▶ _Activity_: Keeping every word in place, write out the entries that come next.
*** Information provided ***
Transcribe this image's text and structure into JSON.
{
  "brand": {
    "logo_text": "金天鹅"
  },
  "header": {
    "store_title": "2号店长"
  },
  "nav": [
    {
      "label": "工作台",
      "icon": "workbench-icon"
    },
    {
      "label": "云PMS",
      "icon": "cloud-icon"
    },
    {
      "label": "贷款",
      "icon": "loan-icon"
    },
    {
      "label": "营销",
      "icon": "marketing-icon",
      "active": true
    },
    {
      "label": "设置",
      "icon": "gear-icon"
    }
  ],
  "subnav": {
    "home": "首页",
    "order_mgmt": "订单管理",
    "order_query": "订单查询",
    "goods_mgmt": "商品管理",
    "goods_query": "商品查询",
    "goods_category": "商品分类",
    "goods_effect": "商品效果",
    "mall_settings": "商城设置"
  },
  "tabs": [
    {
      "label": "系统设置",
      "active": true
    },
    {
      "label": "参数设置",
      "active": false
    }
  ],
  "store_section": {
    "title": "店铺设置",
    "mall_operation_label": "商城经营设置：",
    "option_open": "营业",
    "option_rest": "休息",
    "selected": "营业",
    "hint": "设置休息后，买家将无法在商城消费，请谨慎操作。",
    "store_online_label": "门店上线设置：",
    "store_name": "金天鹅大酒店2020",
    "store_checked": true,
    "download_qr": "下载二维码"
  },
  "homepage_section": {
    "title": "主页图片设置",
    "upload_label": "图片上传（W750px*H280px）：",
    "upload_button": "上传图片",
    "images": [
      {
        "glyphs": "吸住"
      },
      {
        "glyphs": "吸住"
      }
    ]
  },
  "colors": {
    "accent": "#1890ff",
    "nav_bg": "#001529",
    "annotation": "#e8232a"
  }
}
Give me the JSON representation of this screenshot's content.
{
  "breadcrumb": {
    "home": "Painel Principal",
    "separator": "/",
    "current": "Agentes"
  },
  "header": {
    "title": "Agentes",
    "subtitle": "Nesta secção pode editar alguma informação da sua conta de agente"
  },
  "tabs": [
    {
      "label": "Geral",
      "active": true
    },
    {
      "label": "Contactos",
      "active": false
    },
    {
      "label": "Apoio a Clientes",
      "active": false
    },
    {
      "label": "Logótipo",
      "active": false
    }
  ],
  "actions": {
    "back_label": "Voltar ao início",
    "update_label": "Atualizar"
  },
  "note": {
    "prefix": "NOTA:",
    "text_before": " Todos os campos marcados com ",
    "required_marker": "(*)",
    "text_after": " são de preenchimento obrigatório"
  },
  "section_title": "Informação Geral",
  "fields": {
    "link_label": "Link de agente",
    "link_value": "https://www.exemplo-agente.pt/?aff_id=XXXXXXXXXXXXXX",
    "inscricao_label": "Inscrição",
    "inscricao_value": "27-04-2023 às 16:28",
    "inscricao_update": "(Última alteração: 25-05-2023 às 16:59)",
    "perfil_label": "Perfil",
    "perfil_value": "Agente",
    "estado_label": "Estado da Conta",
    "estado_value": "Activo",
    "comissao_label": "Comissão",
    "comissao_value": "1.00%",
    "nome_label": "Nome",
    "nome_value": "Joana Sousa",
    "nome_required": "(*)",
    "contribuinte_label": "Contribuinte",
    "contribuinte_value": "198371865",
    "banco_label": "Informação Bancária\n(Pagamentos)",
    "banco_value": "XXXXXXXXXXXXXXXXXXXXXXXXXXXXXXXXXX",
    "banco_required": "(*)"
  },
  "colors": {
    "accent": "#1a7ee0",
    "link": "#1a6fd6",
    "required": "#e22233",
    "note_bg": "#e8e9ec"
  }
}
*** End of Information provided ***
▶ _Expected answer_:
Transcribe this image's text and structure into JSON.
{
  "brand": {
    "logo_text": "金天鹅"
  },
  "header": {
    "store_title": "2号店长"
  },
  "nav": [
    {
      "label": "工作台",
      "icon": "workbench-icon"
    },
    {
      "label": "云PMS",
      "icon": "cloud-icon"
    },
    {
      "label": "贷款",
      "icon": "loan-icon"
    },
    {
      "label": "营销",
      "icon": "marketing-icon",
      "active": true
    },
    {
      "label": "设置",
      "icon": "gear-icon"
    }
  ],
  "subnav": {
    "home": "首页",
    "order_mgmt": "订单管理",
    "order_query": "订单查询",
    "goods_mgmt": "商品管理",
    "goods_query": "商品查询",
    "goods_category": "商品分类",
    "goods_effect": "商品效果",
    "mall_settings": "商城设置"
  },
  "tabs": [
    {
      "label": "系统设置",
      "active": true
    },
    {
      "label": "参数设置",
      "active": false
    }
  ],
  "store_section": {
    "title": "店铺设置",
    "mall_operation_label": "商城经营设置：",
    "option_open": "营业",
    "option_rest": "休息",
    "selected": "营业",
    "hint": "设置休息后，买家将无法在商城消费，请谨慎操作。",
    "store_online_label": "门店上线设置：",
    "store_name": "金天鹅大酒店2020",
    "store_checked": true,
    "download_qr": "下载二维码"
  },
  "homepage_section": {
    "title": "主页图片设置",
    "upload_label": "图片上传（W750px*H280px）：",
    "upload_button": "上传图片",
    "images": [
      {
        "glyphs": "吸住"
      },
      {
        "glyphs": "吸住"
      }
    ]
  },
  "colors": {
    "accent": "#1890ff",
    "nav_bg": "#001529",
    "annotation": "#e8232a"
  }
}
Give me the JSON representation of this screenshot's content.
{
  "breadcrumb": {
    "home": "Painel Principal",
    "separator": "/",
    "current": "Agentes"
  },
  "header": {
    "title": "Agentes",
    "subtitle": "Nesta secção pode editar alguma informação da sua conta de agente"
  },
  "tabs": [
    {
      "label": "Geral",
      "active": true
    },
    {
      "label": "Contactos",
      "active": false
    },
    {
      "label": "Apoio a Clientes",
      "active": false
    },
    {
      "label": "Logótipo",
      "active": false
    }
  ],
  "actions": {
    "back_label": "Voltar ao início",
    "update_label": "Atualizar"
  },
  "note": {
    "prefix": "NOTA:",
    "text_before": " Todos os campos marcados com ",
    "required_marker": "(*)",
    "text_after": " são de preenchimento obrigatório"
  },
  "section_title": "Informação Geral",
  "fields": {
    "link_label": "Link de agente",
    "link_value": "https://www.exemplo-agente.pt/?aff_id=XXXXXXXXXXXXXX",
    "inscricao_label": "Inscrição",
    "inscricao_value": "27-04-2023 às 16:28",
    "inscricao_update": "(Última alteração: 25-05-2023 às 16:59)",
    "perfil_label": "Perfil",
    "perfil_value": "Agente",
    "estado_label": "Estado da Conta",
    "estado_value": "Activo",
    "comissao_label": "Comissão",
    "comissao_value": "1.00%",
    "nome_label": "Nome",
    "nome_value": "Joana Sousa",
    "nome_required": "(*)",
    "contribuinte_label": "Contribuinte",
    "contribuinte_value": "198371865",
    "banco_label": "Informação Bancária\n(Pagamentos)",
    "banco_value": "XXXXXXXXXXXXXXXXXXXXXXXXXXXXXXXXXX",
    "banco_required": "(*)"
  },
  "colors": {
    "accent": "#1a7ee0",
    "link": "#1a6fd6",
    "required": "#e22233",
    "note_bg": "#e8e9ec"
  }
}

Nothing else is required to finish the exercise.